Set down each entry exactly; omit images.
----
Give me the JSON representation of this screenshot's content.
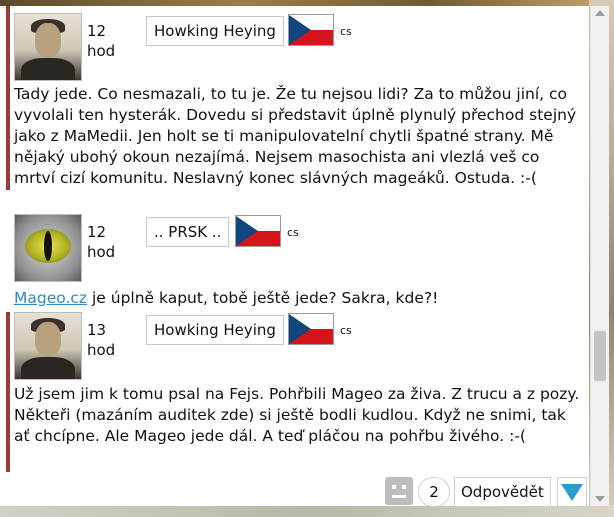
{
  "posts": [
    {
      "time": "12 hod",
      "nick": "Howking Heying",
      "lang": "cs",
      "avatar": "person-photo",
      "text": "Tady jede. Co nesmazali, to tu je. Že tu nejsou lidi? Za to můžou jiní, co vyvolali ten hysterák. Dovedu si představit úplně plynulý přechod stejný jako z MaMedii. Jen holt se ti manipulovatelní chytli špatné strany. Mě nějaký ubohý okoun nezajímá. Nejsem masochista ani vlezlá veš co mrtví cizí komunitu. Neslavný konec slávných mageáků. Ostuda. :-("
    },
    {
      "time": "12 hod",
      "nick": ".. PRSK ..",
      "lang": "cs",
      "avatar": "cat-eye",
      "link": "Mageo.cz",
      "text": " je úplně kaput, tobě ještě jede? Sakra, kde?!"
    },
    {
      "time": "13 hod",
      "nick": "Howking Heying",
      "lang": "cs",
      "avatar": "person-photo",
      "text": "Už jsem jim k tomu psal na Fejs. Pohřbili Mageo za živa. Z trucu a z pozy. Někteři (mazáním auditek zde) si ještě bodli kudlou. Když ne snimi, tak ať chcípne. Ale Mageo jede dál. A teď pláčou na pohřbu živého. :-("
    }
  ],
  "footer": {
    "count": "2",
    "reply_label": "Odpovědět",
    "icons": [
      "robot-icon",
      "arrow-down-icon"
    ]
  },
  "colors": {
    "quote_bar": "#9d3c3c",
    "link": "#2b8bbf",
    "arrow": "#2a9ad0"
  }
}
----
» **Solution**
Give me the JSON representation of this screenshot's content.
{
  "posts": [
    {
      "time": "12 hod",
      "nick": "Howking Heying",
      "lang": "cs",
      "avatar": "person-photo",
      "text": "Tady jede. Co nesmazali, to tu je. Že tu nejsou lidi? Za to můžou jiní, co vyvolali ten hysterák. Dovedu si představit úplně plynulý přechod stejný jako z MaMedii. Jen holt se ti manipulovatelní chytli špatné strany. Mě nějaký ubohý okoun nezajímá. Nejsem masochista ani vlezlá veš co mrtví cizí komunitu. Neslavný konec slávných mageáků. Ostuda. :-("
    },
    {
      "time": "12 hod",
      "nick": ".. PRSK ..",
      "lang": "cs",
      "avatar": "cat-eye",
      "link": "Mageo.cz",
      "text": " je úplně kaput, tobě ještě jede? Sakra, kde?!"
    },
    {
      "time": "13 hod",
      "nick": "Howking Heying",
      "lang": "cs",
      "avatar": "person-photo",
      "text": "Už jsem jim k tomu psal na Fejs. Pohřbili Mageo za živa. Z trucu a z pozy. Někteři (mazáním auditek zde) si ještě bodli kudlou. Když ne snimi, tak ať chcípne. Ale Mageo jede dál. A teď pláčou na pohřbu živého. :-("
    }
  ],
  "footer": {
    "count": "2",
    "reply_label": "Odpovědět",
    "icons": [
      "robot-icon",
      "arrow-down-icon"
    ]
  },
  "colors": {
    "quote_bar": "#9d3c3c",
    "link": "#2b8bbf",
    "arrow": "#2a9ad0"
  }
}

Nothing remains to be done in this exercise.